Today’s graduating seniors, however, do not attend the banquet.  The scholarship, along with another entrusted to the association by the now defunct Windham Grange, is awarded to deserving seniors during the high school’s regular graduation activities. During this year’s banquet, Simonson learned that one of the youth group servers was a 2016 Windham High School senior. He told her that, based on tradition, she should have joined the attendees. Simonson said she responded, “No, that’s all right. I’m enjoying helping out.”

Windham historian Kay Soldier said, “Early banquets were held in a variety of places, including local restaurants, until the gym was added to the high school in the 1920s…During the war years (early 1940s), the banquet was skipped because so many graduates were overseas.”
50th year class, '66

Soldier said the first alumni award in 1911 was for $2.00. It has risen to $500 in 2016. The Grange scholarship is given to a student planning to pursue work in agriculture or a related field.

Soldier commented, “Windham’s annual high school alumni banquet is unique; few towns can boast of such an event, which brings so many people together, all with a common bond. This is how a community thrives.” 

Windham Alumni banquet is held annually in May on the first Saturday after Mother’s Day. 

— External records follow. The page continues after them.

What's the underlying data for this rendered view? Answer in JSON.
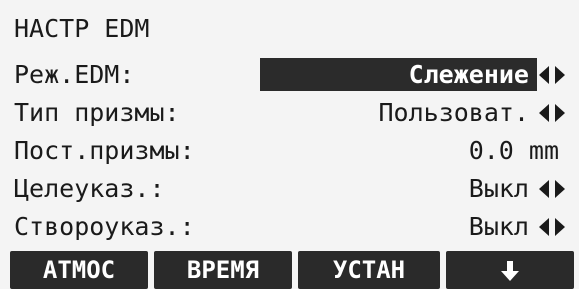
{
  "screen": {
    "title": "НАСТР EDM"
  },
  "rows": [
    {
      "label": "Реж.EDM:",
      "value": "Слежение",
      "has_arrows": true,
      "selected": true
    },
    {
      "label": "Тип призмы:",
      "value": "Пользоват.",
      "has_arrows": true,
      "selected": false
    },
    {
      "label": "Пост.призмы:",
      "value": "0.0 mm",
      "has_arrows": false,
      "selected": false
    },
    {
      "label": "Целеуказ.:",
      "value": "Выкл",
      "has_arrows": true,
      "selected": false
    },
    {
      "label": "Створоуказ.:",
      "value": "Выкл",
      "has_arrows": true,
      "selected": false
    }
  ],
  "softkeys": {
    "f1": "ATMOC",
    "f2": "ВРЕМЯ",
    "f3": "УСТАН",
    "f4_icon": "arrow-down-icon"
  },
  "colors": {
    "screen_bg": "#f4f4f4",
    "text": "#1a1a1a",
    "highlight_bg": "#2b2b2b",
    "softkey_bg": "#2a2a2a",
    "softkey_text": "#ffffff"
  }
}
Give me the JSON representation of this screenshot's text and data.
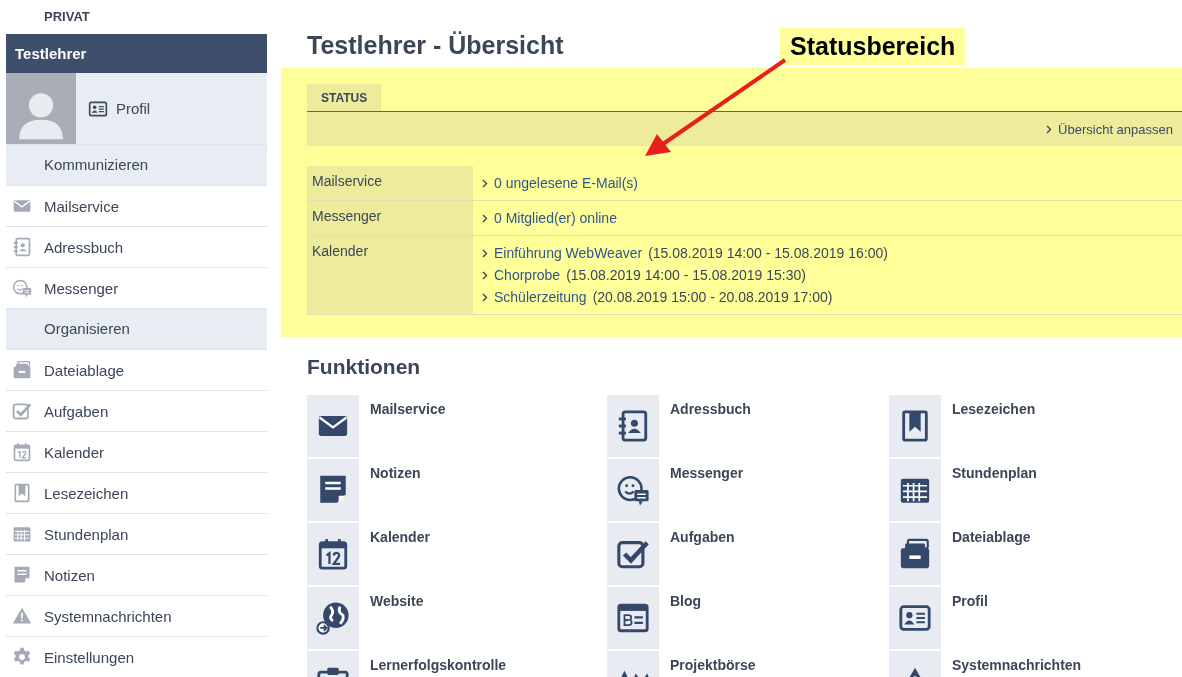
{
  "sidebar": {
    "heading": "PRIVAT",
    "user": "Testlehrer",
    "profile_link": "Profil",
    "items": [
      {
        "kind": "section",
        "label": "Kommunizieren"
      },
      {
        "kind": "link",
        "label": "Mailservice"
      },
      {
        "kind": "link",
        "label": "Adressbuch"
      },
      {
        "kind": "link",
        "label": "Messenger"
      },
      {
        "kind": "section",
        "label": "Organisieren"
      },
      {
        "kind": "link",
        "label": "Dateiablage"
      },
      {
        "kind": "link",
        "label": "Aufgaben"
      },
      {
        "kind": "link",
        "label": "Kalender"
      },
      {
        "kind": "link",
        "label": "Lesezeichen"
      },
      {
        "kind": "link",
        "label": "Stundenplan"
      },
      {
        "kind": "link",
        "label": "Notizen"
      },
      {
        "kind": "link",
        "label": "Systemnachrichten"
      },
      {
        "kind": "link",
        "label": "Einstellungen"
      }
    ]
  },
  "page_title": "Testlehrer - Übersicht",
  "annotation": "Statusbereich",
  "status": {
    "tab": "STATUS",
    "customize_link": "Übersicht anpassen",
    "rows": [
      {
        "label": "Mailservice",
        "entries": [
          {
            "link": "0 ungelesene E-Mail(s)"
          }
        ]
      },
      {
        "label": "Messenger",
        "entries": [
          {
            "link": "0 Mitglied(er) online"
          }
        ]
      },
      {
        "label": "Kalender",
        "entries": [
          {
            "link": "Einführung WebWeaver",
            "detail": "(15.08.2019 14:00 - 15.08.2019 16:00)"
          },
          {
            "link": "Chorprobe",
            "detail": "(15.08.2019 14:00 - 15.08.2019 15:30)"
          },
          {
            "link": "Schülerzeitung",
            "detail": "(20.08.2019 15:00 - 20.08.2019 17:00)"
          }
        ]
      }
    ]
  },
  "functions": {
    "heading": "Funktionen",
    "items": [
      "Mailservice",
      "Adressbuch",
      "Lesezeichen",
      "Notizen",
      "Messenger",
      "Stundenplan",
      "Kalender",
      "Aufgaben",
      "Dateiablage",
      "Website",
      "Blog",
      "Profil",
      "Lernerfolgskontrolle",
      "Projektbörse",
      "Systemnachrichten"
    ]
  }
}
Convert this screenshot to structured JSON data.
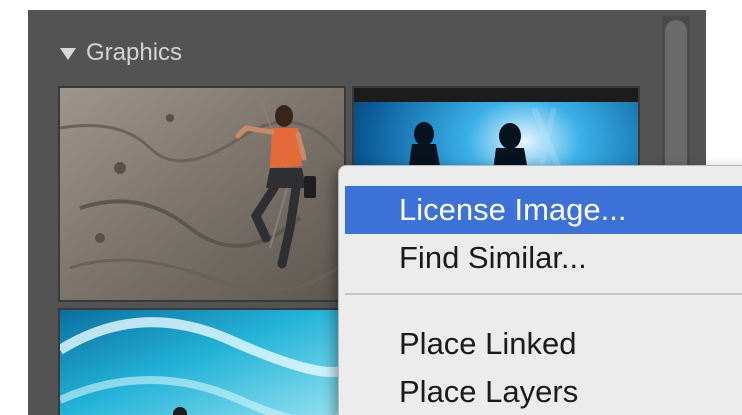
{
  "panel": {
    "section_title": "Graphics",
    "disclosure_icon": "disclosure-triangle-down"
  },
  "thumbnails": [
    {
      "subject": "rock climber on cliff"
    },
    {
      "subject": "underwater divers silhouette"
    },
    {
      "subject": "ocean wave surfer"
    }
  ],
  "context_menu": {
    "items": [
      {
        "label": "License Image...",
        "highlighted": true
      },
      {
        "label": "Find Similar...",
        "highlighted": false
      },
      {
        "label": "Place Linked",
        "highlighted": false
      },
      {
        "label": "Place Layers",
        "highlighted": false
      }
    ]
  },
  "colors": {
    "panel_bg": "#535353",
    "menu_bg": "#ececec",
    "highlight": "#3c72d8"
  }
}
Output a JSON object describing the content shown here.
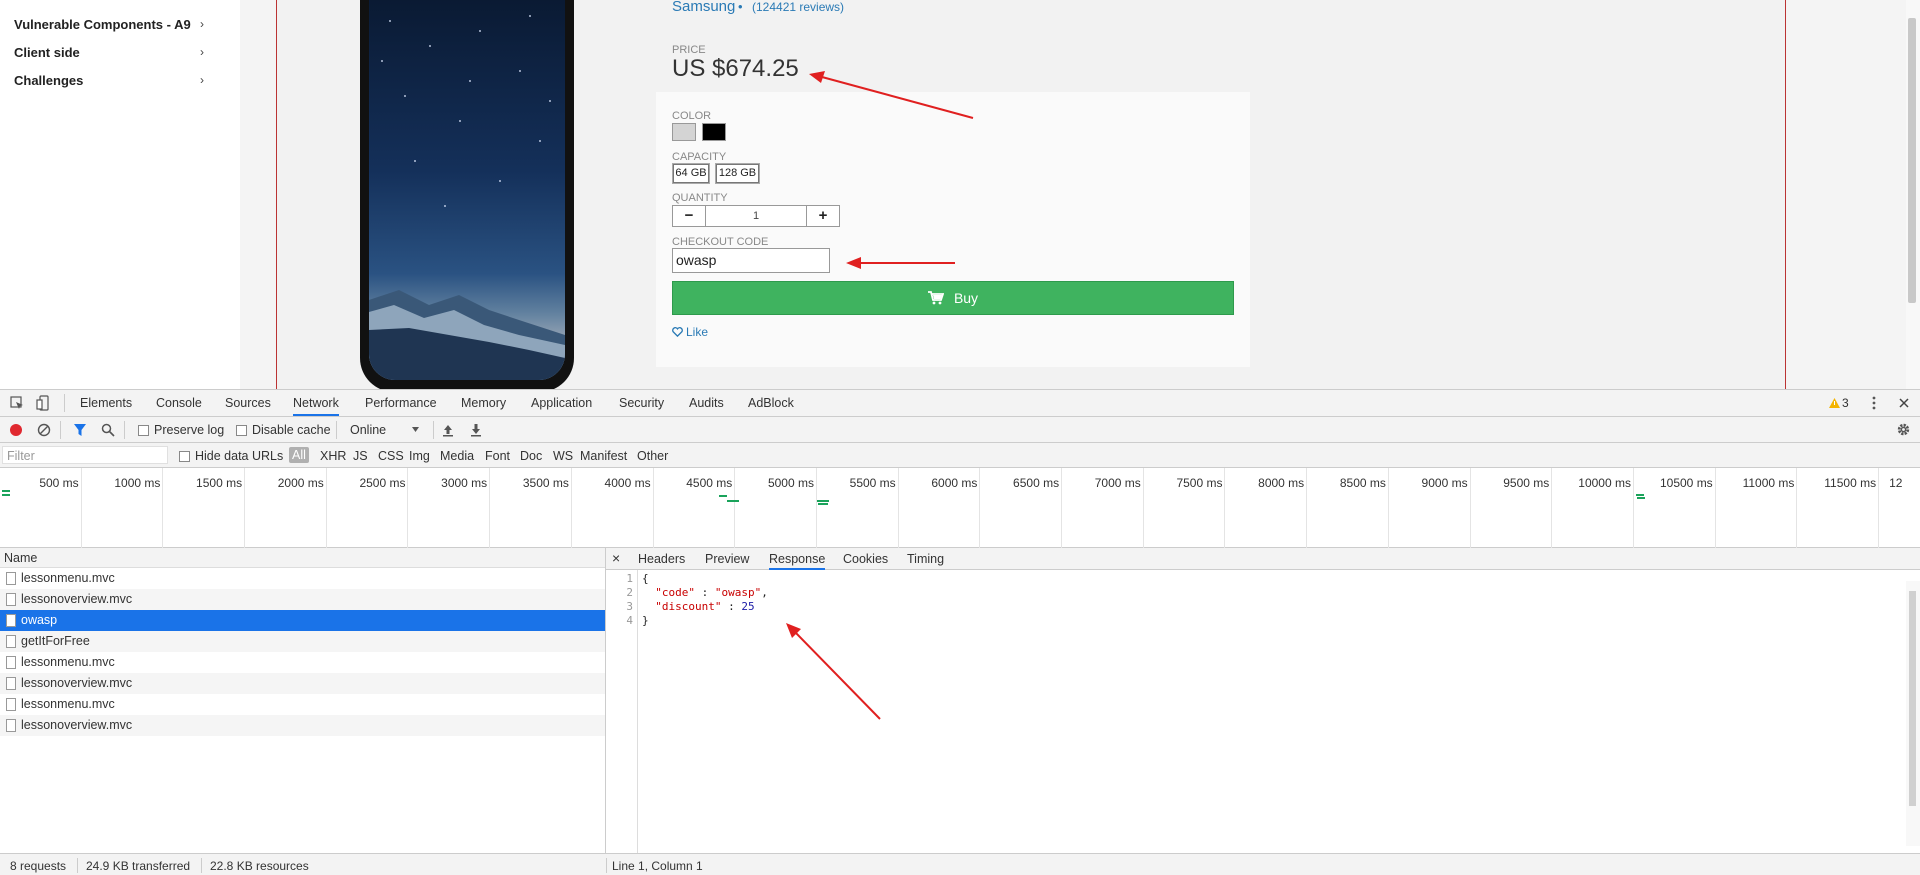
{
  "sidebar": {
    "items": [
      {
        "label": "Vulnerable Components - A9"
      },
      {
        "label": "Client side"
      },
      {
        "label": "Challenges"
      }
    ],
    "chevron": "›"
  },
  "product": {
    "brand": "Samsung",
    "dot": "•",
    "reviews": "(124421 reviews)",
    "price_label": "PRICE",
    "price": "US $674.25",
    "color_label": "COLOR",
    "colors": [
      "#d4d4d4",
      "#000000"
    ],
    "capacity_label": "CAPACITY",
    "capacities": [
      "64 GB",
      "128 GB"
    ],
    "quantity_label": "QUANTITY",
    "quantity": "1",
    "minus": "−",
    "plus": "+",
    "checkout_label": "CHECKOUT CODE",
    "checkout_code": "owasp",
    "buy_label": "Buy",
    "like_label": "Like"
  },
  "devtools": {
    "tabs": [
      "Elements",
      "Console",
      "Sources",
      "Network",
      "Performance",
      "Memory",
      "Application",
      "Security",
      "Audits",
      "AdBlock"
    ],
    "active_tab": "Network",
    "warning_count": "3",
    "preserve_log": "Preserve log",
    "disable_cache": "Disable cache",
    "throttle": "Online",
    "filter_placeholder": "Filter",
    "hide_data_urls": "Hide data URLs",
    "types": [
      "All",
      "XHR",
      "JS",
      "CSS",
      "Img",
      "Media",
      "Font",
      "Doc",
      "WS",
      "Manifest",
      "Other"
    ],
    "timeline_ticks": [
      "500 ms",
      "1000 ms",
      "1500 ms",
      "2000 ms",
      "2500 ms",
      "3000 ms",
      "3500 ms",
      "4000 ms",
      "4500 ms",
      "5000 ms",
      "5500 ms",
      "6000 ms",
      "6500 ms",
      "7000 ms",
      "7500 ms",
      "8000 ms",
      "8500 ms",
      "9000 ms",
      "9500 ms",
      "10000 ms",
      "10500 ms",
      "11000 ms",
      "11500 ms",
      "12"
    ],
    "name_header": "Name",
    "requests": [
      "lessonmenu.mvc",
      "lessonoverview.mvc",
      "owasp",
      "getItForFree",
      "lessonmenu.mvc",
      "lessonoverview.mvc",
      "lessonmenu.mvc",
      "lessonoverview.mvc"
    ],
    "selected_request": "owasp",
    "detail_tabs": [
      "Headers",
      "Preview",
      "Response",
      "Cookies",
      "Timing"
    ],
    "active_detail_tab": "Response",
    "close": "×",
    "response_lines": [
      "1",
      "2",
      "3",
      "4"
    ],
    "response": {
      "open": "{",
      "code_key": "\"code\"",
      "code_val": "\"owasp\"",
      "discount_key": "\"discount\"",
      "discount_val": "25",
      "close": "}"
    },
    "status": {
      "requests": "8 requests",
      "transferred": "24.9 KB transferred",
      "resources": "22.8 KB resources",
      "cursor": "Line 1, Column 1"
    }
  }
}
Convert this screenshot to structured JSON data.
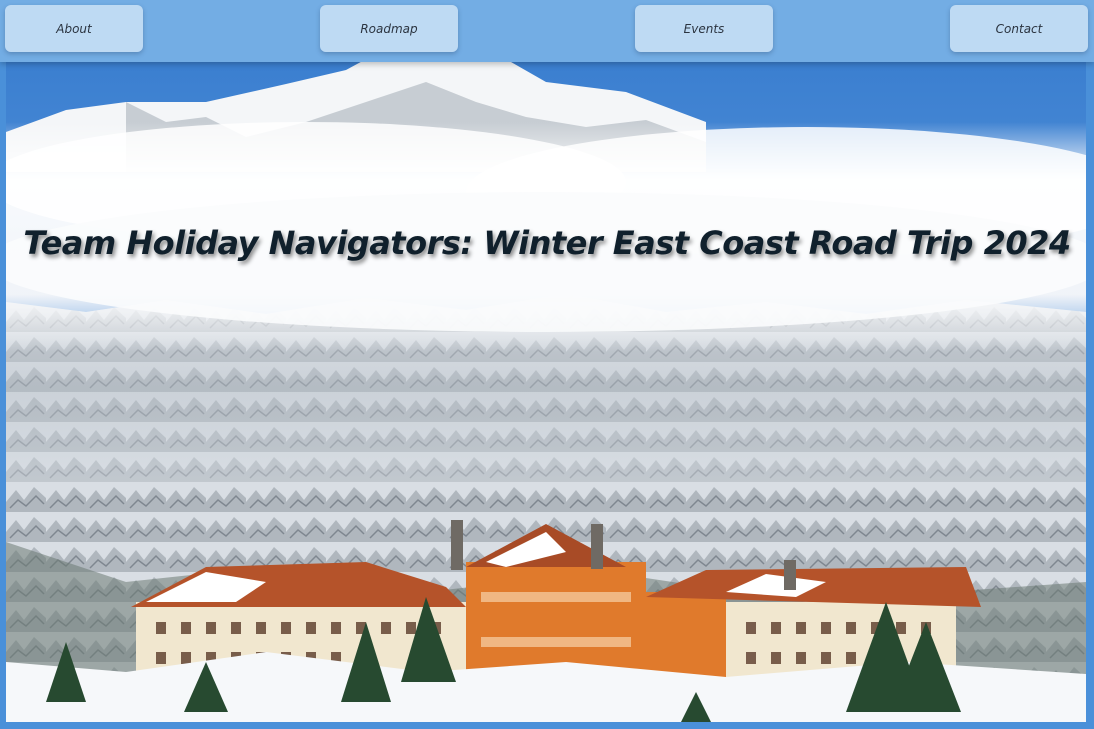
{
  "nav": {
    "items": [
      {
        "label": "About"
      },
      {
        "label": "Roadmap"
      },
      {
        "label": "Events"
      },
      {
        "label": "Contact"
      }
    ]
  },
  "hero": {
    "title": "Team Holiday Navigators: Winter East Coast Road Trip 2024"
  },
  "colors": {
    "background": "#4a90d9",
    "nav_bar": "#96c4ec",
    "nav_button": "#cee4f7",
    "title_text": "#10202c"
  }
}
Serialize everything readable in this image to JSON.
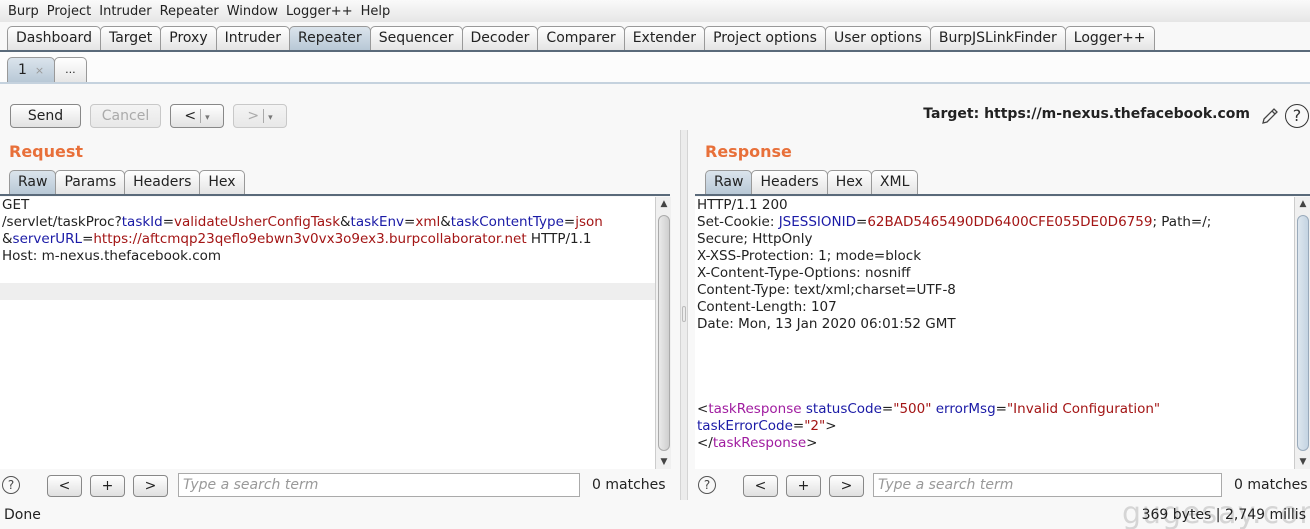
{
  "menu": [
    "Burp",
    "Project",
    "Intruder",
    "Repeater",
    "Window",
    "Logger++",
    "Help"
  ],
  "main_tabs": [
    {
      "label": "Dashboard"
    },
    {
      "label": "Target"
    },
    {
      "label": "Proxy"
    },
    {
      "label": "Intruder"
    },
    {
      "label": "Repeater",
      "active": true
    },
    {
      "label": "Sequencer"
    },
    {
      "label": "Decoder"
    },
    {
      "label": "Comparer"
    },
    {
      "label": "Extender"
    },
    {
      "label": "Project options"
    },
    {
      "label": "User options"
    },
    {
      "label": "BurpJSLinkFinder"
    },
    {
      "label": "Logger++"
    }
  ],
  "repeater_tabs": [
    {
      "label": "1",
      "close": "×"
    },
    {
      "label": "..."
    }
  ],
  "toolbar": {
    "send": "Send",
    "cancel": "Cancel",
    "back": "<",
    "forward": ">",
    "dropdown": "▾",
    "target_label": "Target: https://m-nexus.thefacebook.com"
  },
  "request": {
    "title": "Request",
    "tabs": [
      "Raw",
      "Params",
      "Headers",
      "Hex"
    ],
    "active_tab": "Raw",
    "line1": "GET",
    "path": "/servlet/taskProc?",
    "p1k": "taskId",
    "p1v": "validateUsherConfigTask",
    "p2k": "taskEnv",
    "p2v": "xml",
    "p3k": "taskContentType",
    "p3v": "json",
    "p4k": "serverURL",
    "p4v": "https://aftcmqp23qeflo9ebwn3v0vx3o9ex3.burpcollaborator.net",
    "proto": " HTTP/1.1",
    "host": "Host: m-nexus.thefacebook.com",
    "amp": "&",
    "eq": "="
  },
  "response": {
    "title": "Response",
    "tabs": [
      "Raw",
      "Headers",
      "Hex",
      "XML"
    ],
    "active_tab": "Raw",
    "status": "HTTP/1.1 200",
    "cookie_prefix": "Set-Cookie: ",
    "cookie_key": "JSESSIONID",
    "cookie_val": "62BAD5465490DD6400CFE055DE0D6759",
    "cookie_suffix": "; Path=/;",
    "cookie_flags": "Secure; HttpOnly",
    "xss": "X-XSS-Protection: 1; mode=block",
    "xcto": "X-Content-Type-Options: nosniff",
    "ctype": "Content-Type: text/xml;charset=UTF-8",
    "clen": "Content-Length: 107",
    "date": "Date: Mon, 13 Jan 2020 06:01:52 GMT",
    "xml": {
      "lt": "<",
      "gt": ">",
      "close_lt": "</",
      "tag": "taskResponse",
      "a1k": "statusCode",
      "a1v": "\"500\"",
      "a2k": "errorMsg",
      "a2v": "\"Invalid Configuration\"",
      "a3k": "taskErrorCode",
      "a3v": "\"2\""
    }
  },
  "search": {
    "help": "?",
    "prev": "<",
    "add": "+",
    "next": ">",
    "placeholder": "Type a search term",
    "request_matches": "0 matches",
    "response_matches": "0 matches"
  },
  "status": {
    "left": "Done",
    "right": "369 bytes | 2,749 millis"
  },
  "watermark": "gugesay.com",
  "colors": {
    "title_accent": "#e8703a",
    "param_key": "#1a1aa6",
    "param_value": "#a31515",
    "xml_tag": "#a01ca0"
  }
}
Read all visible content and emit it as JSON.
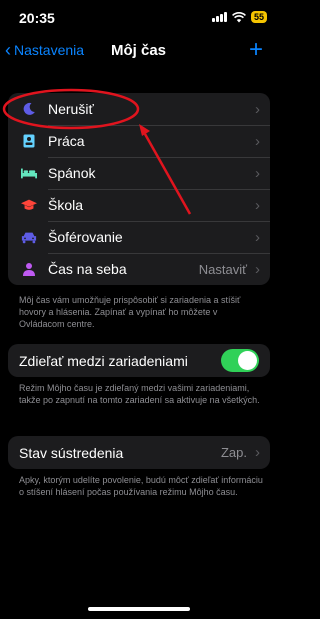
{
  "status_bar": {
    "time": "20:35",
    "battery": "55"
  },
  "nav": {
    "back_label": "Nastavenia",
    "title": "Môj čas",
    "add_label": "+"
  },
  "focus_modes": [
    {
      "label": "Nerušiť",
      "icon": "moon-icon",
      "value": ""
    },
    {
      "label": "Práca",
      "icon": "id-badge-icon",
      "value": ""
    },
    {
      "label": "Spánok",
      "icon": "bed-icon",
      "value": ""
    },
    {
      "label": "Škola",
      "icon": "graduation-cap-icon",
      "value": ""
    },
    {
      "label": "Šoférovanie",
      "icon": "car-icon",
      "value": ""
    },
    {
      "label": "Čas na seba",
      "icon": "person-icon",
      "value": "Nastaviť"
    }
  ],
  "focus_footnote": "Môj čas vám umožňuje prispôsobiť si zariadenia a stíšiť hovory a hlásenia. Zapínať a vypínať ho môžete v Ovládacom centre.",
  "share": {
    "label": "Zdieľať medzi zariadeniami",
    "enabled": true
  },
  "share_footnote": "Režim Môjho času je zdieľaný medzi vašimi zariadeniami, takže po zapnutí na tomto zariadení sa aktivuje na všetkých.",
  "focus_status": {
    "label": "Stav sústredenia",
    "value": "Zap."
  },
  "status_footnote": "Apky, ktorým udelíte povolenie, budú môcť zdieľať informáciu o stíšení hlásení počas používania režimu Môjho času.",
  "colors": {
    "accent": "#0a84ff",
    "toggle_on": "#30d158",
    "annotation": "#e0141e",
    "moon": "#5e5ce6",
    "work": "#64d2ff",
    "sleep": "#63e6be",
    "school": "#ff453a",
    "driving": "#5e5ce6",
    "personal": "#bf5af2"
  }
}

Simonson said, “There’s always room for more,” and encourages more classes to become involved. Association secretary Susan Simonson said a reminder notice will be sent a few weeks ahead of the event and anyone interested in attending can contact